Data about app and page elements
++++++++

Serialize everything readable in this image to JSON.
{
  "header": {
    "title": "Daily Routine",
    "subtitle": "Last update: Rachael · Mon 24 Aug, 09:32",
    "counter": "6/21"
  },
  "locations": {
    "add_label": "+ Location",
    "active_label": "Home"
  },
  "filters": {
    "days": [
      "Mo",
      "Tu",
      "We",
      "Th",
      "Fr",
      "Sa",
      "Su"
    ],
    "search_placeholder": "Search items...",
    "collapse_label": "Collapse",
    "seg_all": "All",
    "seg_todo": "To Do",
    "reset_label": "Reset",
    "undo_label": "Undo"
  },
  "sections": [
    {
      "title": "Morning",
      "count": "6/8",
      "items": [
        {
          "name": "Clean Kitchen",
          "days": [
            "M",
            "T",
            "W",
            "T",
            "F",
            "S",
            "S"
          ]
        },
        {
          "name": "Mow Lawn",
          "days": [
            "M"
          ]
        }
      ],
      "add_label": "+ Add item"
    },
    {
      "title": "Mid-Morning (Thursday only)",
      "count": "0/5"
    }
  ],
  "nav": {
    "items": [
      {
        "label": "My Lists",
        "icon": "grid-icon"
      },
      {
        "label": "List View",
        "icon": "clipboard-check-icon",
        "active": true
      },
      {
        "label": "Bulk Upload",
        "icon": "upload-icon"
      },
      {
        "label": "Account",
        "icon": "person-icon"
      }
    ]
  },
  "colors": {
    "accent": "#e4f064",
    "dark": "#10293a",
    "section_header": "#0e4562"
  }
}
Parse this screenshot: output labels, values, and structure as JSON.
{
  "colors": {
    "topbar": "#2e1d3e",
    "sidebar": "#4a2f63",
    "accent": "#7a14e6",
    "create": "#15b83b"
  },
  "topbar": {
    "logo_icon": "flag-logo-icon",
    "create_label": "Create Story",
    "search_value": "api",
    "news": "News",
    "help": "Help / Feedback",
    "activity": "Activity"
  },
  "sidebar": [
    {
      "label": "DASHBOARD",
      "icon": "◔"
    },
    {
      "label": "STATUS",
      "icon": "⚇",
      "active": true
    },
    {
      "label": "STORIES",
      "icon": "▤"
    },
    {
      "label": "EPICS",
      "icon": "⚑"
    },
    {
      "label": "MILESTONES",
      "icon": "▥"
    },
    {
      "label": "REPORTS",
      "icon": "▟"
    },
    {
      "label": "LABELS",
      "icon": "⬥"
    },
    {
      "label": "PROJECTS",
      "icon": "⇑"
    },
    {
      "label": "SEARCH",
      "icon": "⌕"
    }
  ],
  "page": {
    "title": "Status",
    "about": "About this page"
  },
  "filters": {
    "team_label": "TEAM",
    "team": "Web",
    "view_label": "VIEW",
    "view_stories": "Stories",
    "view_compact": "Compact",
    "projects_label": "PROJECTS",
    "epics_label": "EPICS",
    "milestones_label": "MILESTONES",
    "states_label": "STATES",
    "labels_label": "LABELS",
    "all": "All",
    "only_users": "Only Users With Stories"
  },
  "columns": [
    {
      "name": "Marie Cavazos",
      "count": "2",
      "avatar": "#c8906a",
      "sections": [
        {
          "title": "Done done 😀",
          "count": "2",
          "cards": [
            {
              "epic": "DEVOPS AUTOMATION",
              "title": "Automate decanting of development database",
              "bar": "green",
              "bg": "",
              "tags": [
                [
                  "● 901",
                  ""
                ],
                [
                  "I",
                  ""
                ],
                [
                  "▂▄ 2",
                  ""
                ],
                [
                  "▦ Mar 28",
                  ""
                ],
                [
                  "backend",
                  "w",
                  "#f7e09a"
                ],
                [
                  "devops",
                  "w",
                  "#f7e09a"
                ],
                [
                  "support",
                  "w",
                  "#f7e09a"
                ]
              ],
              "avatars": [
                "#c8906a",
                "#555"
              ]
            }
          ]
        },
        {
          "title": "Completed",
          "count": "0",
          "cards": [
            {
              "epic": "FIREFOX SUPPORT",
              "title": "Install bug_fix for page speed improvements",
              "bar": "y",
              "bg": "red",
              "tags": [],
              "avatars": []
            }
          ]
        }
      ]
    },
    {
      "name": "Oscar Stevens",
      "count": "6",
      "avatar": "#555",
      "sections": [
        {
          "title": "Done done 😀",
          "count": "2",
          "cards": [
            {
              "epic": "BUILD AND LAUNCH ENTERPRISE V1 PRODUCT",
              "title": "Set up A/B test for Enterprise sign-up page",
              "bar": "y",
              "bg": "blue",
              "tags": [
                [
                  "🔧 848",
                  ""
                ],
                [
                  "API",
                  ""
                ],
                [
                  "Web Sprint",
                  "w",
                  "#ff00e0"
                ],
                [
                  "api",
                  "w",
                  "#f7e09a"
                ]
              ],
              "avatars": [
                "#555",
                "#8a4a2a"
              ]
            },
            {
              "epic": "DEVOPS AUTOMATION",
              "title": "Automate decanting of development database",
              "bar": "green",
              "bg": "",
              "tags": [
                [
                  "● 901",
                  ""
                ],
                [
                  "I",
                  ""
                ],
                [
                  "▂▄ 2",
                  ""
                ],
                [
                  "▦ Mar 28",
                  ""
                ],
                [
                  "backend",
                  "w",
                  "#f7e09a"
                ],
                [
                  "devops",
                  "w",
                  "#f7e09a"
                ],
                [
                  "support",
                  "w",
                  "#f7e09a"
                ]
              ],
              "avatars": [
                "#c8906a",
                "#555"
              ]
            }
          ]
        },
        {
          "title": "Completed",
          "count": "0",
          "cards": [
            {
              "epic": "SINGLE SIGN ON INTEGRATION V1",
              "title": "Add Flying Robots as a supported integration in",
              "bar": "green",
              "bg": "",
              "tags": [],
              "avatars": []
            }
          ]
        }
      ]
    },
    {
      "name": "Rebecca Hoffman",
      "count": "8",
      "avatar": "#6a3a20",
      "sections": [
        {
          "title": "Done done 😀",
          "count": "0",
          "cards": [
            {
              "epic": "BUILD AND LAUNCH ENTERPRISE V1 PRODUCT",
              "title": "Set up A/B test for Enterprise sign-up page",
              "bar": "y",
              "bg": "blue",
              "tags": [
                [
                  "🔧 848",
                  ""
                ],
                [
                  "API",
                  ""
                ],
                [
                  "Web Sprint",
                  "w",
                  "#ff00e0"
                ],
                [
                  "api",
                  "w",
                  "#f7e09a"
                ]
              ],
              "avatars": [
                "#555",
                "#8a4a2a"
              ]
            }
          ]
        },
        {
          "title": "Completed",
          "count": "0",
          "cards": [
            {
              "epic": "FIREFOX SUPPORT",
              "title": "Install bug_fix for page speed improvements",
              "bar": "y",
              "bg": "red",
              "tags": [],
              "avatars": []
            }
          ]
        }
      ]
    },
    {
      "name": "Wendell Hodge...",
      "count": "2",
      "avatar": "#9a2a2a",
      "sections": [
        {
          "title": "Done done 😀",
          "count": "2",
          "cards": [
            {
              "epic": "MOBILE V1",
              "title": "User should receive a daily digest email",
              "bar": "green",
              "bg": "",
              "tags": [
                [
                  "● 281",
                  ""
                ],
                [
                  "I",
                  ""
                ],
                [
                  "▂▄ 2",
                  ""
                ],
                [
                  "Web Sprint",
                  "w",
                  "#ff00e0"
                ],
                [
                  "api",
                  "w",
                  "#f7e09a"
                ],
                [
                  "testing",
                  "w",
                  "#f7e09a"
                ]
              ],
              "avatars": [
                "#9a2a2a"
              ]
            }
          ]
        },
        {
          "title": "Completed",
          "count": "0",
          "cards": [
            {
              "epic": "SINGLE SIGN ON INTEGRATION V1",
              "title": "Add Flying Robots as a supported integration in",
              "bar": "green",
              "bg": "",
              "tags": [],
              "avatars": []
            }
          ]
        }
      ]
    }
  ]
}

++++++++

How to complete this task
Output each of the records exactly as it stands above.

Reply to the exercise
Serialize everything readable in this image to JSON.
{
  "header": {
    "title": "Daily Routine",
    "subtitle": "Last update: Rachael · Mon 24 Aug, 09:32",
    "counter": "6/21"
  },
  "locations": {
    "add_label": "+ Location",
    "active_label": "Home"
  },
  "filters": {
    "days": [
      "Mo",
      "Tu",
      "We",
      "Th",
      "Fr",
      "Sa",
      "Su"
    ],
    "search_placeholder": "Search items...",
    "collapse_label": "Collapse",
    "seg_all": "All",
    "seg_todo": "To Do",
    "reset_label": "Reset",
    "undo_label": "Undo"
  },
  "sections": [
    {
      "title": "Morning",
      "count": "6/8",
      "items": [
        {
          "name": "Clean Kitchen",
          "days": [
            "M",
            "T",
            "W",
            "T",
            "F",
            "S",
            "S"
          ]
        },
        {
          "name": "Mow Lawn",
          "days": [
            "M"
          ]
        }
      ],
      "add_label": "+ Add item"
    },
    {
      "title": "Mid-Morning (Thursday only)",
      "count": "0/5"
    }
  ],
  "nav": {
    "items": [
      {
        "label": "My Lists",
        "icon": "grid-icon"
      },
      {
        "label": "List View",
        "icon": "clipboard-check-icon",
        "active": true
      },
      {
        "label": "Bulk Upload",
        "icon": "upload-icon"
      },
      {
        "label": "Account",
        "icon": "person-icon"
      }
    ]
  },
  "colors": {
    "accent": "#e4f064",
    "dark": "#10293a",
    "section_header": "#0e4562"
  }
}
Parse this screenshot: output labels, values, and structure as JSON.
{
  "colors": {
    "topbar": "#2e1d3e",
    "sidebar": "#4a2f63",
    "accent": "#7a14e6",
    "create": "#15b83b"
  },
  "topbar": {
    "logo_icon": "flag-logo-icon",
    "create_label": "Create Story",
    "search_value": "api",
    "news": "News",
    "help": "Help / Feedback",
    "activity": "Activity"
  },
  "sidebar": [
    {
      "label": "DASHBOARD",
      "icon": "◔"
    },
    {
      "label": "STATUS",
      "icon": "⚇",
      "active": true
    },
    {
      "label": "STORIES",
      "icon": "▤"
    },
    {
      "label": "EPICS",
      "icon": "⚑"
    },
    {
      "label": "MILESTONES",
      "icon": "▥"
    },
    {
      "label": "REPORTS",
      "icon": "▟"
    },
    {
      "label": "LABELS",
      "icon": "⬥"
    },
    {
      "label": "PROJECTS",
      "icon": "⇑"
    },
    {
      "label": "SEARCH",
      "icon": "⌕"
    }
  ],
  "page": {
    "title": "Status",
    "about": "About this page"
  },
  "filters": {
    "team_label": "TEAM",
    "team": "Web",
    "view_label": "VIEW",
    "view_stories": "Stories",
    "view_compact": "Compact",
    "projects_label": "PROJECTS",
    "epics_label": "EPICS",
    "milestones_label": "MILESTONES",
    "states_label": "STATES",
    "labels_label": "LABELS",
    "all": "All",
    "only_users": "Only Users With Stories"
  },
  "columns": [
    {
      "name": "Marie Cavazos",
      "count": "2",
      "avatar": "#c8906a",
      "sections": [
        {
          "title": "Done done 😀",
          "count": "2",
          "cards": [
            {
              "epic": "DEVOPS AUTOMATION",
              "title": "Automate decanting of development database",
              "bar": "green",
              "bg": "",
              "tags": [
                [
                  "● 901",
                  ""
                ],
                [
                  "I",
                  ""
                ],
                [
                  "▂▄ 2",
                  ""
                ],
                [
                  "▦ Mar 28",
                  ""
                ],
                [
                  "backend",
                  "w",
                  "#f7e09a"
                ],
                [
                  "devops",
                  "w",
                  "#f7e09a"
                ],
                [
                  "support",
                  "w",
                  "#f7e09a"
                ]
              ],
              "avatars": [
                "#c8906a",
                "#555"
              ]
            }
          ]
        },
        {
          "title": "Completed",
          "count": "0",
          "cards": [
            {
              "epic": "FIREFOX SUPPORT",
              "title": "Install bug_fix for page speed improvements",
              "bar": "y",
              "bg": "red",
              "tags": [],
              "avatars": []
            }
          ]
        }
      ]
    },
    {
      "name": "Oscar Stevens",
      "count": "6",
      "avatar": "#555",
      "sections": [
        {
          "title": "Done done 😀",
          "count": "2",
          "cards": [
            {
              "epic": "BUILD AND LAUNCH ENTERPRISE V1 PRODUCT",
              "title": "Set up A/B test for Enterprise sign-up page",
              "bar": "y",
              "bg": "blue",
              "tags": [
                [
                  "🔧 848",
                  ""
                ],
                [
                  "API",
                  ""
                ],
                [
                  "Web Sprint",
                  "w",
                  "#ff00e0"
                ],
                [
                  "api",
                  "w",
                  "#f7e09a"
                ]
              ],
              "avatars": [
                "#555",
                "#8a4a2a"
              ]
            },
            {
              "epic": "DEVOPS AUTOMATION",
              "title": "Automate decanting of development database",
              "bar": "green",
              "bg": "",
              "tags": [
                [
                  "● 901",
                  ""
                ],
                [
                  "I",
                  ""
                ],
                [
                  "▂▄ 2",
                  ""
                ],
                [
                  "▦ Mar 28",
                  ""
                ],
                [
                  "backend",
                  "w",
                  "#f7e09a"
                ],
                [
                  "devops",
                  "w",
                  "#f7e09a"
                ],
                [
                  "support",
                  "w",
                  "#f7e09a"
                ]
              ],
              "avatars": [
                "#c8906a",
                "#555"
              ]
            }
          ]
        },
        {
          "title": "Completed",
          "count": "0",
          "cards": [
            {
              "epic": "SINGLE SIGN ON INTEGRATION V1",
              "title": "Add Flying Robots as a supported integration in",
              "bar": "green",
              "bg": "",
              "tags": [],
              "avatars": []
            }
          ]
        }
      ]
    },
    {
      "name": "Rebecca Hoffman",
      "count": "8",
      "avatar": "#6a3a20",
      "sections": [
        {
          "title": "Done done 😀",
          "count": "0",
          "cards": [
            {
              "epic": "BUILD AND LAUNCH ENTERPRISE V1 PRODUCT",
              "title": "Set up A/B test for Enterprise sign-up page",
              "bar": "y",
              "bg": "blue",
              "tags": [
                [
                  "🔧 848",
                  ""
                ],
                [
                  "API",
                  ""
                ],
                [
                  "Web Sprint",
                  "w",
                  "#ff00e0"
                ],
                [
                  "api",
                  "w",
                  "#f7e09a"
                ]
              ],
              "avatars": [
                "#555",
                "#8a4a2a"
              ]
            }
          ]
        },
        {
          "title": "Completed",
          "count": "0",
          "cards": [
            {
              "epic": "FIREFOX SUPPORT",
              "title": "Install bug_fix for page speed improvements",
              "bar": "y",
              "bg": "red",
              "tags": [],
              "avatars": []
            }
          ]
        }
      ]
    },
    {
      "name": "Wendell Hodge...",
      "count": "2",
      "avatar": "#9a2a2a",
      "sections": [
        {
          "title": "Done done 😀",
          "count": "2",
          "cards": [
            {
              "epic": "MOBILE V1",
              "title": "User should receive a daily digest email",
              "bar": "green",
              "bg": "",
              "tags": [
                [
                  "● 281",
                  ""
                ],
                [
                  "I",
                  ""
                ],
                [
                  "▂▄ 2",
                  ""
                ],
                [
                  "Web Sprint",
                  "w",
                  "#ff00e0"
                ],
                [
                  "api",
                  "w",
                  "#f7e09a"
                ],
                [
                  "testing",
                  "w",
                  "#f7e09a"
                ]
              ],
              "avatars": [
                "#9a2a2a"
              ]
            }
          ]
        },
        {
          "title": "Completed",
          "count": "0",
          "cards": [
            {
              "epic": "SINGLE SIGN ON INTEGRATION V1",
              "title": "Add Flying Robots as a supported integration in",
              "bar": "green",
              "bg": "",
              "tags": [],
              "avatars": []
            }
          ]
        }
      ]
    }
  ]
}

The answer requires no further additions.